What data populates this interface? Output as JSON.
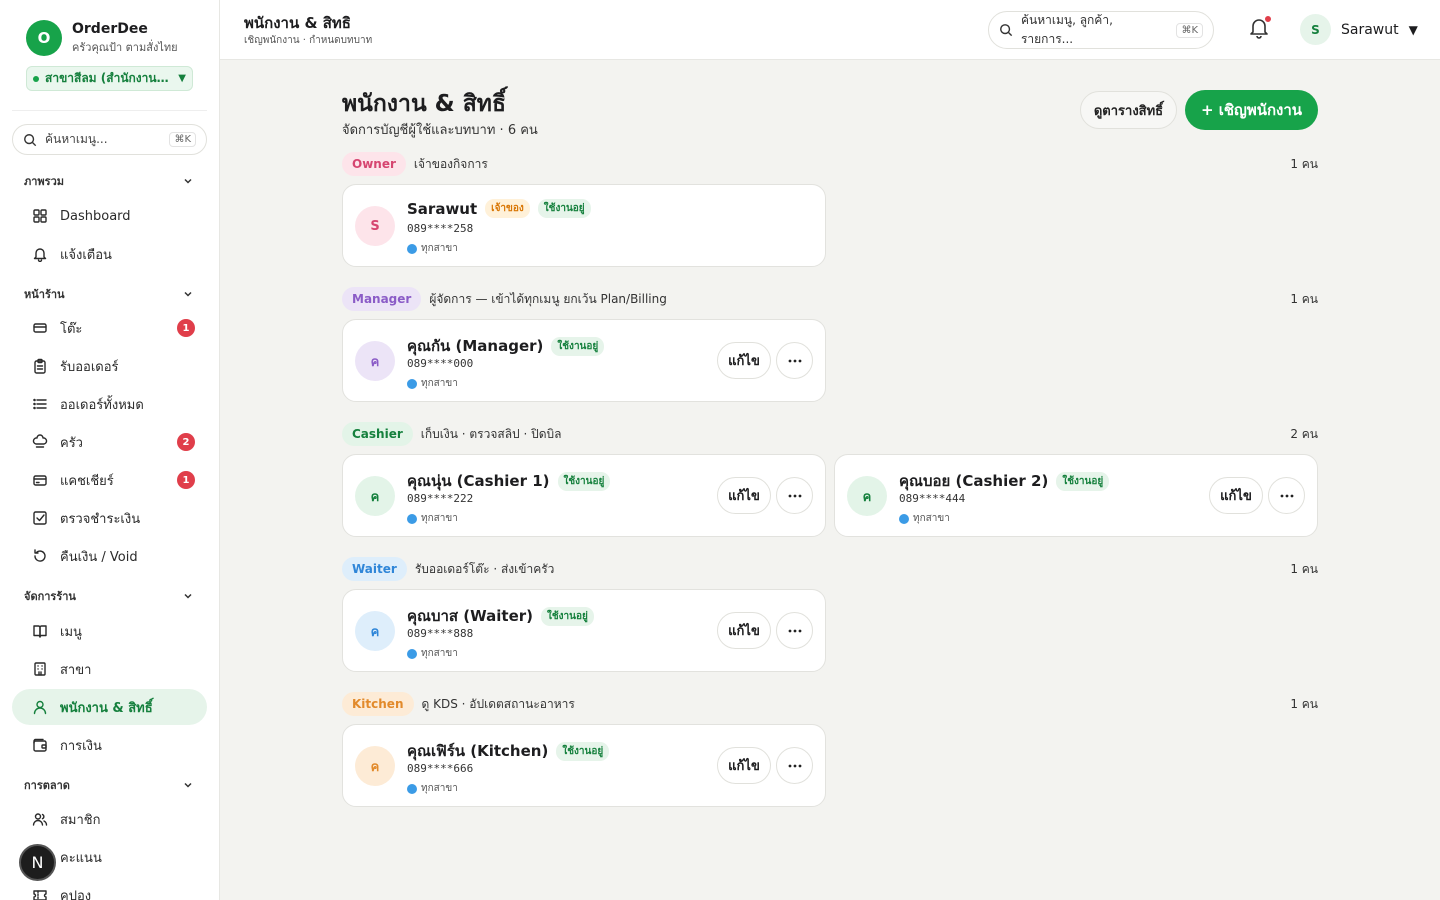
{
  "colors": {
    "accent": "#17a34a",
    "badge": "#e03e4a",
    "background": "#f3f3f0"
  },
  "brand": {
    "logo_letter": "O",
    "name": "OrderDee",
    "tagline": "ครัวคุณป้า ตามสั่งไทย"
  },
  "branch": {
    "label": "สาขาสีลม (สำนักงานให..."
  },
  "sidebar_search": {
    "placeholder": "ค้นหาเมนู...",
    "shortcut": "⌘K"
  },
  "sidebar": {
    "sections": [
      {
        "label": "ภาพรวม",
        "items": [
          {
            "label": "Dashboard",
            "icon": "grid-icon"
          },
          {
            "label": "แจ้งเตือน",
            "icon": "bell-icon"
          }
        ]
      },
      {
        "label": "หน้าร้าน",
        "items": [
          {
            "label": "โต๊ะ",
            "icon": "table-icon",
            "badge": "1"
          },
          {
            "label": "รับออเดอร์",
            "icon": "clipboard-icon"
          },
          {
            "label": "ออเดอร์ทั้งหมด",
            "icon": "list-icon"
          },
          {
            "label": "ครัว",
            "icon": "chef-hat-icon",
            "badge": "2"
          },
          {
            "label": "แคชเชียร์",
            "icon": "card-icon",
            "badge": "1"
          },
          {
            "label": "ตรวจชำระเงิน",
            "icon": "check-square-icon"
          },
          {
            "label": "คืนเงิน / Void",
            "icon": "undo-icon"
          }
        ]
      },
      {
        "label": "จัดการร้าน",
        "items": [
          {
            "label": "เมนู",
            "icon": "book-icon"
          },
          {
            "label": "สาขา",
            "icon": "building-icon"
          },
          {
            "label": "พนักงาน & สิทธิ์",
            "icon": "user-icon",
            "active": true
          },
          {
            "label": "การเงิน",
            "icon": "wallet-icon"
          }
        ]
      },
      {
        "label": "การตลาด",
        "items": [
          {
            "label": "สมาชิก",
            "icon": "users-icon"
          },
          {
            "label": "คะแนน",
            "icon": "star-icon"
          },
          {
            "label": "คูปอง",
            "icon": "ticket-icon"
          }
        ]
      }
    ]
  },
  "fab": {
    "label": "N"
  },
  "topbar": {
    "title": "พนักงาน & สิทธิ",
    "subtitle": "เชิญพนักงาน · กำหนดบทบาท",
    "search_placeholder": "ค้นหาเมนู, ลูกค้า, รายการ...",
    "search_shortcut": "⌘K",
    "user_initial": "S",
    "user_name": "Sarawut",
    "user_caret": "▼"
  },
  "page": {
    "title": "พนักงาน & สิทธิ์",
    "subtitle": "จัดการบัญชีผู้ใช้และบทบาท · 6 คน",
    "view_permissions_label": "ดูตารางสิทธิ์",
    "invite_label": "+ เชิญพนักงาน"
  },
  "groups": [
    {
      "role": "Owner",
      "description": "เจ้าของกิจการ",
      "count": "1 คน",
      "pill_bg": "#fde4ea",
      "pill_fg": "#d64570",
      "members": [
        {
          "initial": "S",
          "name": "Sarawut",
          "owner_tag": "เจ้าของ",
          "status": "ใช้งานอยู่",
          "phone": "089****258",
          "scope": "ทุกสาขา",
          "avatar_bg": "#fde4ea",
          "avatar_fg": "#d64570"
        }
      ]
    },
    {
      "role": "Manager",
      "description": "ผู้จัดการ — เข้าได้ทุกเมนู ยกเว้น Plan/Billing",
      "count": "1 คน",
      "pill_bg": "#ece4f7",
      "pill_fg": "#8b5cc7",
      "members": [
        {
          "initial": "ค",
          "name": "คุณกัน (Manager)",
          "status": "ใช้งานอยู่",
          "phone": "089****000",
          "scope": "ทุกสาขา",
          "edit": "แก้ไข",
          "avatar_bg": "#ece4f7",
          "avatar_fg": "#8b5cc7"
        }
      ]
    },
    {
      "role": "Cashier",
      "description": "เก็บเงิน · ตรวจสลิป · ปิดบิล",
      "count": "2 คน",
      "pill_bg": "#e3f4e8",
      "pill_fg": "#15803d",
      "members": [
        {
          "initial": "ค",
          "name": "คุณนุ่น (Cashier 1)",
          "status": "ใช้งานอยู่",
          "phone": "089****222",
          "scope": "ทุกสาขา",
          "edit": "แก้ไข",
          "avatar_bg": "#e3f4e8",
          "avatar_fg": "#15803d"
        },
        {
          "initial": "ค",
          "name": "คุณบอย (Cashier 2)",
          "status": "ใช้งานอยู่",
          "phone": "089****444",
          "scope": "ทุกสาขา",
          "edit": "แก้ไข",
          "avatar_bg": "#e3f4e8",
          "avatar_fg": "#15803d"
        }
      ]
    },
    {
      "role": "Waiter",
      "description": "รับออเดอร์โต๊ะ · ส่งเข้าครัว",
      "count": "1 คน",
      "pill_bg": "#deeefb",
      "pill_fg": "#2f86d8",
      "members": [
        {
          "initial": "ค",
          "name": "คุณบาส (Waiter)",
          "status": "ใช้งานอยู่",
          "phone": "089****888",
          "scope": "ทุกสาขา",
          "edit": "แก้ไข",
          "avatar_bg": "#deeefb",
          "avatar_fg": "#2f86d8"
        }
      ]
    },
    {
      "role": "Kitchen",
      "description": "ดู KDS · อัปเดตสถานะอาหาร",
      "count": "1 คน",
      "pill_bg": "#fdebd6",
      "pill_fg": "#e28a2b",
      "members": [
        {
          "initial": "ค",
          "name": "คุณเฟิร์น (Kitchen)",
          "status": "ใช้งานอยู่",
          "phone": "089****666",
          "scope": "ทุกสาขา",
          "edit": "แก้ไข",
          "avatar_bg": "#fdebd6",
          "avatar_fg": "#e28a2b"
        }
      ]
    }
  ]
}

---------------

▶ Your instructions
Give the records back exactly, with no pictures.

▶ Answer to the problem
What data populates this interface? Output as JSON.
{
  "colors": {
    "accent": "#17a34a",
    "badge": "#e03e4a",
    "background": "#f3f3f0"
  },
  "brand": {
    "logo_letter": "O",
    "name": "OrderDee",
    "tagline": "ครัวคุณป้า ตามสั่งไทย"
  },
  "branch": {
    "label": "สาขาสีลม (สำนักงานให..."
  },
  "sidebar_search": {
    "placeholder": "ค้นหาเมนู...",
    "shortcut": "⌘K"
  },
  "sidebar": {
    "sections": [
      {
        "label": "ภาพรวม",
        "items": [
          {
            "label": "Dashboard",
            "icon": "grid-icon"
          },
          {
            "label": "แจ้งเตือน",
            "icon": "bell-icon"
          }
        ]
      },
      {
        "label": "หน้าร้าน",
        "items": [
          {
            "label": "โต๊ะ",
            "icon": "table-icon",
            "badge": "1"
          },
          {
            "label": "รับออเดอร์",
            "icon": "clipboard-icon"
          },
          {
            "label": "ออเดอร์ทั้งหมด",
            "icon": "list-icon"
          },
          {
            "label": "ครัว",
            "icon": "chef-hat-icon",
            "badge": "2"
          },
          {
            "label": "แคชเชียร์",
            "icon": "card-icon",
            "badge": "1"
          },
          {
            "label": "ตรวจชำระเงิน",
            "icon": "check-square-icon"
          },
          {
            "label": "คืนเงิน / Void",
            "icon": "undo-icon"
          }
        ]
      },
      {
        "label": "จัดการร้าน",
        "items": [
          {
            "label": "เมนู",
            "icon": "book-icon"
          },
          {
            "label": "สาขา",
            "icon": "building-icon"
          },
          {
            "label": "พนักงาน & สิทธิ์",
            "icon": "user-icon",
            "active": true
          },
          {
            "label": "การเงิน",
            "icon": "wallet-icon"
          }
        ]
      },
      {
        "label": "การตลาด",
        "items": [
          {
            "label": "สมาชิก",
            "icon": "users-icon"
          },
          {
            "label": "คะแนน",
            "icon": "star-icon"
          },
          {
            "label": "คูปอง",
            "icon": "ticket-icon"
          }
        ]
      }
    ]
  },
  "fab": {
    "label": "N"
  },
  "topbar": {
    "title": "พนักงาน & สิทธิ",
    "subtitle": "เชิญพนักงาน · กำหนดบทบาท",
    "search_placeholder": "ค้นหาเมนู, ลูกค้า, รายการ...",
    "search_shortcut": "⌘K",
    "user_initial": "S",
    "user_name": "Sarawut",
    "user_caret": "▼"
  },
  "page": {
    "title": "พนักงาน & สิทธิ์",
    "subtitle": "จัดการบัญชีผู้ใช้และบทบาท · 6 คน",
    "view_permissions_label": "ดูตารางสิทธิ์",
    "invite_label": "+ เชิญพนักงาน"
  },
  "groups": [
    {
      "role": "Owner",
      "description": "เจ้าของกิจการ",
      "count": "1 คน",
      "pill_bg": "#fde4ea",
      "pill_fg": "#d64570",
      "members": [
        {
          "initial": "S",
          "name": "Sarawut",
          "owner_tag": "เจ้าของ",
          "status": "ใช้งานอยู่",
          "phone": "089****258",
          "scope": "ทุกสาขา",
          "avatar_bg": "#fde4ea",
          "avatar_fg": "#d64570"
        }
      ]
    },
    {
      "role": "Manager",
      "description": "ผู้จัดการ — เข้าได้ทุกเมนู ยกเว้น Plan/Billing",
      "count": "1 คน",
      "pill_bg": "#ece4f7",
      "pill_fg": "#8b5cc7",
      "members": [
        {
          "initial": "ค",
          "name": "คุณกัน (Manager)",
          "status": "ใช้งานอยู่",
          "phone": "089****000",
          "scope": "ทุกสาขา",
          "edit": "แก้ไข",
          "avatar_bg": "#ece4f7",
          "avatar_fg": "#8b5cc7"
        }
      ]
    },
    {
      "role": "Cashier",
      "description": "เก็บเงิน · ตรวจสลิป · ปิดบิล",
      "count": "2 คน",
      "pill_bg": "#e3f4e8",
      "pill_fg": "#15803d",
      "members": [
        {
          "initial": "ค",
          "name": "คุณนุ่น (Cashier 1)",
          "status": "ใช้งานอยู่",
          "phone": "089****222",
          "scope": "ทุกสาขา",
          "edit": "แก้ไข",
          "avatar_bg": "#e3f4e8",
          "avatar_fg": "#15803d"
        },
        {
          "initial": "ค",
          "name": "คุณบอย (Cashier 2)",
          "status": "ใช้งานอยู่",
          "phone": "089****444",
          "scope": "ทุกสาขา",
          "edit": "แก้ไข",
          "avatar_bg": "#e3f4e8",
          "avatar_fg": "#15803d"
        }
      ]
    },
    {
      "role": "Waiter",
      "description": "รับออเดอร์โต๊ะ · ส่งเข้าครัว",
      "count": "1 คน",
      "pill_bg": "#deeefb",
      "pill_fg": "#2f86d8",
      "members": [
        {
          "initial": "ค",
          "name": "คุณบาส (Waiter)",
          "status": "ใช้งานอยู่",
          "phone": "089****888",
          "scope": "ทุกสาขา",
          "edit": "แก้ไข",
          "avatar_bg": "#deeefb",
          "avatar_fg": "#2f86d8"
        }
      ]
    },
    {
      "role": "Kitchen",
      "description": "ดู KDS · อัปเดตสถานะอาหาร",
      "count": "1 คน",
      "pill_bg": "#fdebd6",
      "pill_fg": "#e28a2b",
      "members": [
        {
          "initial": "ค",
          "name": "คุณเฟิร์น (Kitchen)",
          "status": "ใช้งานอยู่",
          "phone": "089****666",
          "scope": "ทุกสาขา",
          "edit": "แก้ไข",
          "avatar_bg": "#fdebd6",
          "avatar_fg": "#e28a2b"
        }
      ]
    }
  ]
}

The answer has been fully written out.